What are the challenges automakers would face in making ventilators?
COVID-19 has generated substantial demand for ventilators across the globe. Especially with the number of accidents that occur across the world, the availability of existing ventilators is clearly not adequate to support the volume of expected accidents. It has been proposed that automakers step in to re-use their factories to manufacture additional ventilators.
Several automotive manufacturers such as Tesla, General Motors and Ford, are in a position to start making ventilators. But it is not that simple as ventilators have a different technique than the automobile manufacturing process. Their expertise may not be in the manufacturing of complex, sterilized parts, but they have the experience to handle comprehensive supply chains that could be utilized to support the current ventilator supplier scale up output. Automotive industries would require months to set up and produce ventilators.
On the other hand, ventilators tend to be built in sterile rooms where the degree of cleanliness is far greater than in the typical car paint booth. The medical instruments are very complex machines on which people lives rely. Therefore, every phase of the production cycle must be accurate.
Secondly, the training staff will take up to 9-10 months to build the ventilators on a large scale, and every proposed production plant will first be approved by various authorities that can take up to around 180 days.
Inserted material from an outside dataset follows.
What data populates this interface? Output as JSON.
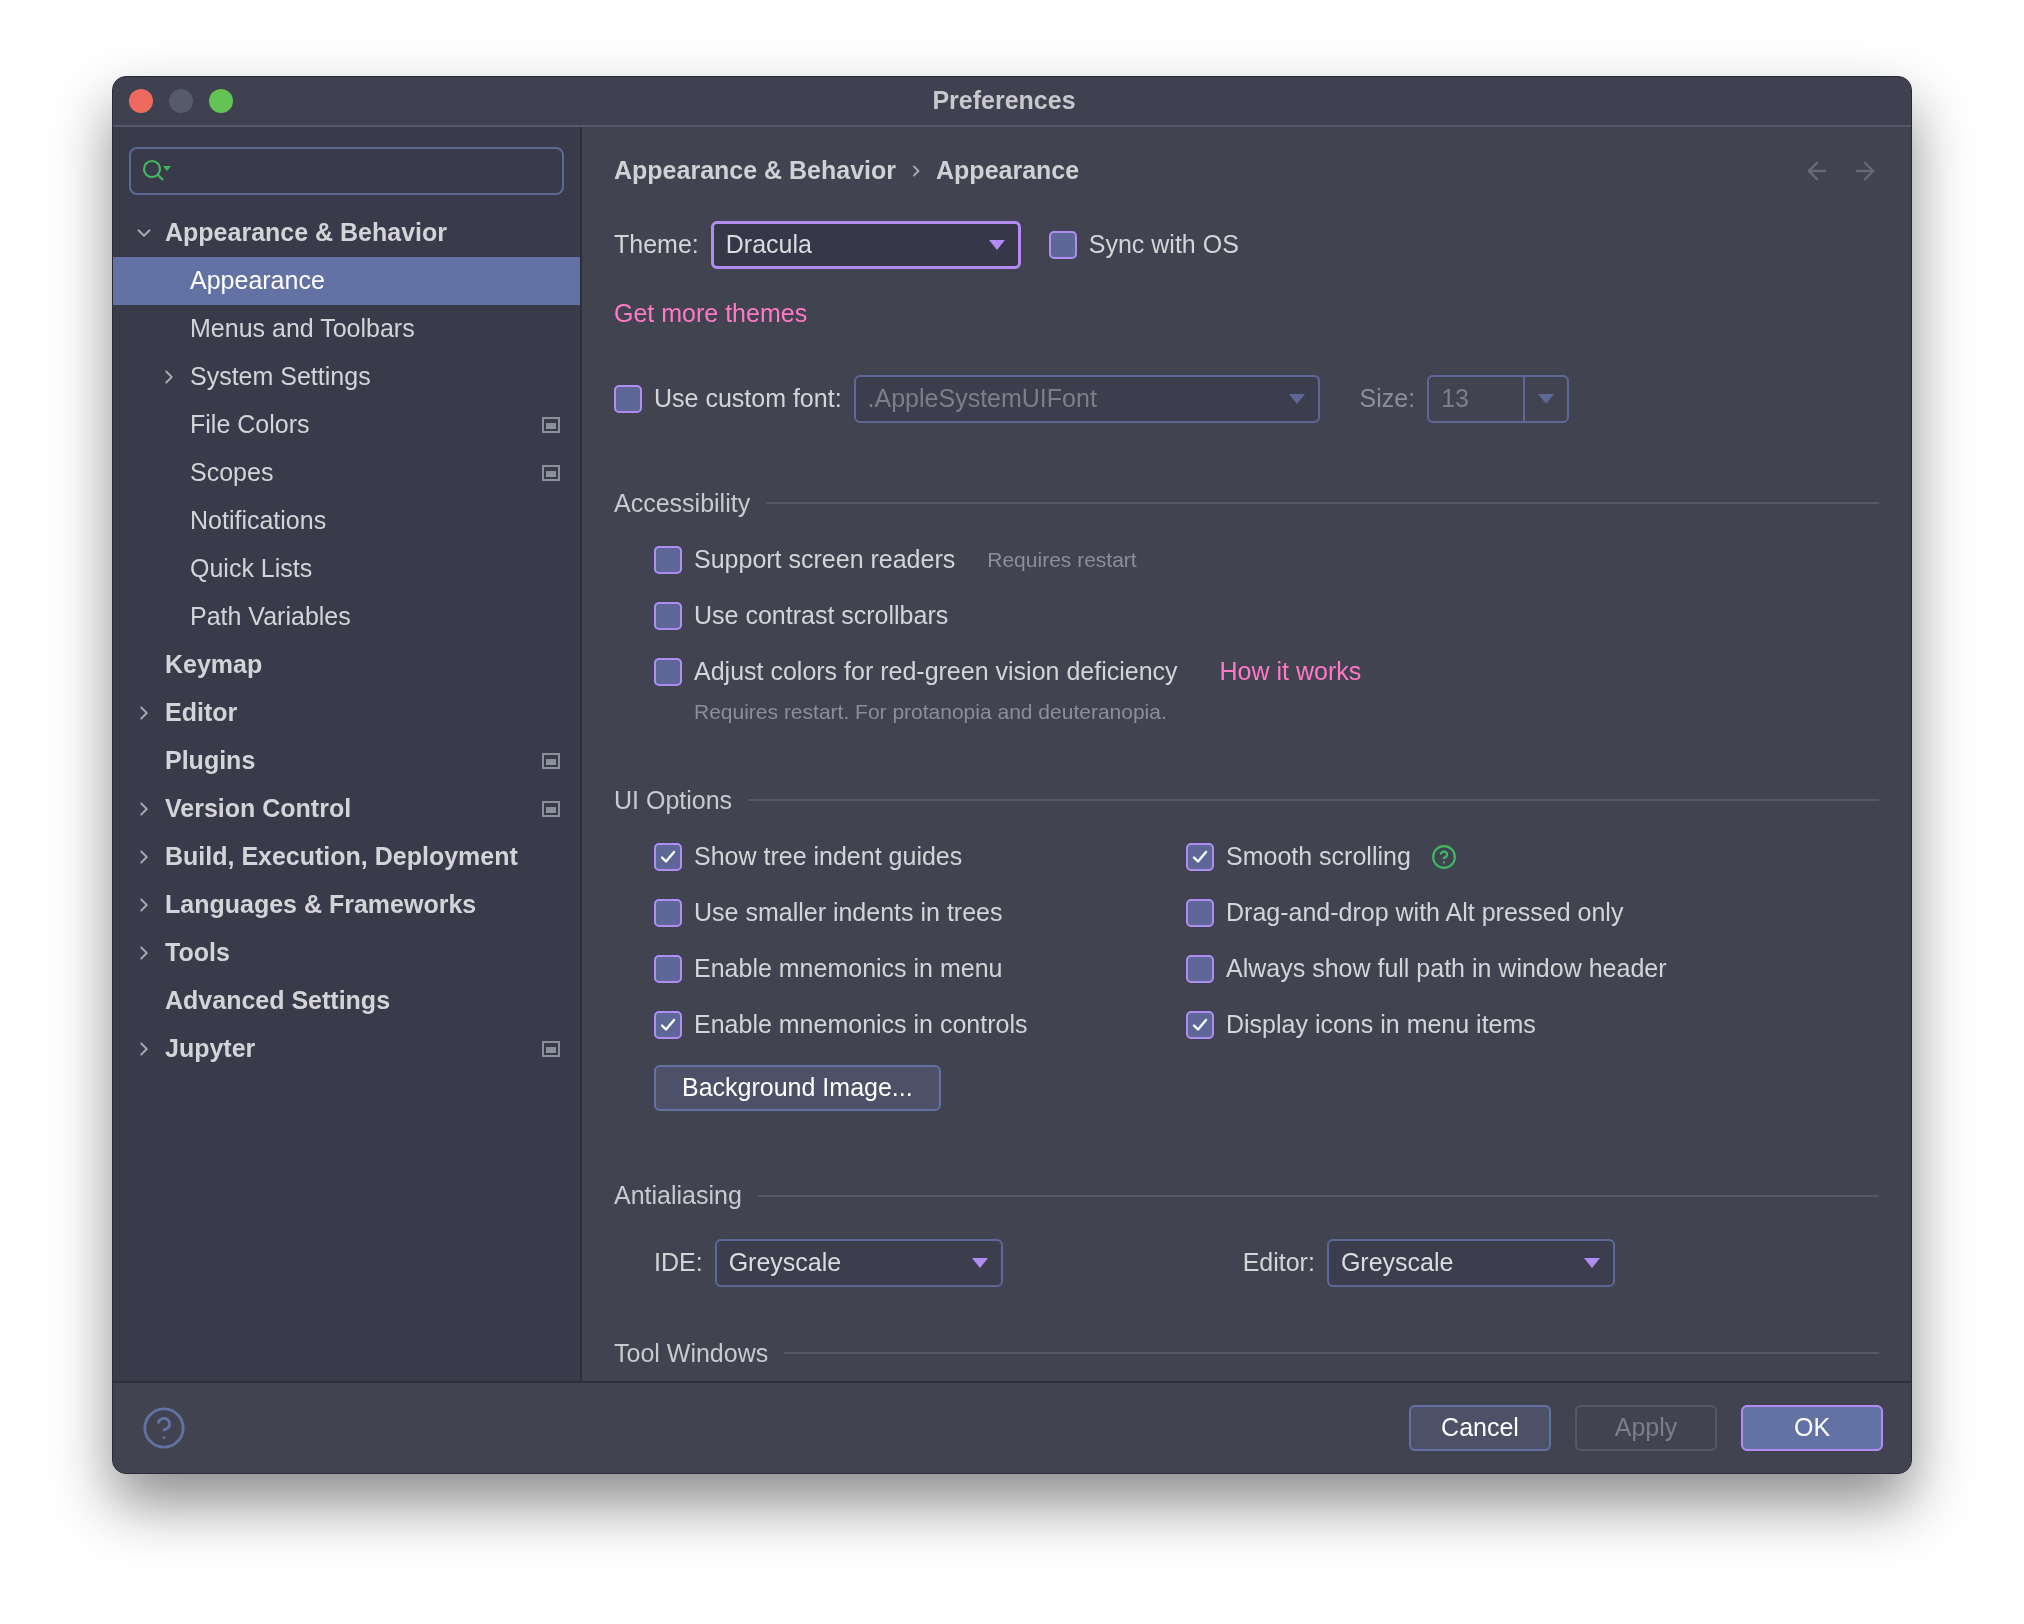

Other barriers remain too as ventilators utilize extremely advanced single-use respiratory tubings and masks made of medical-grade materials and many of these parts are assembled overseas in Costa Rica, Japan, and South Korea and indeed in China. The transportation of ventilators can be another issue due to limited cargo routs are in operation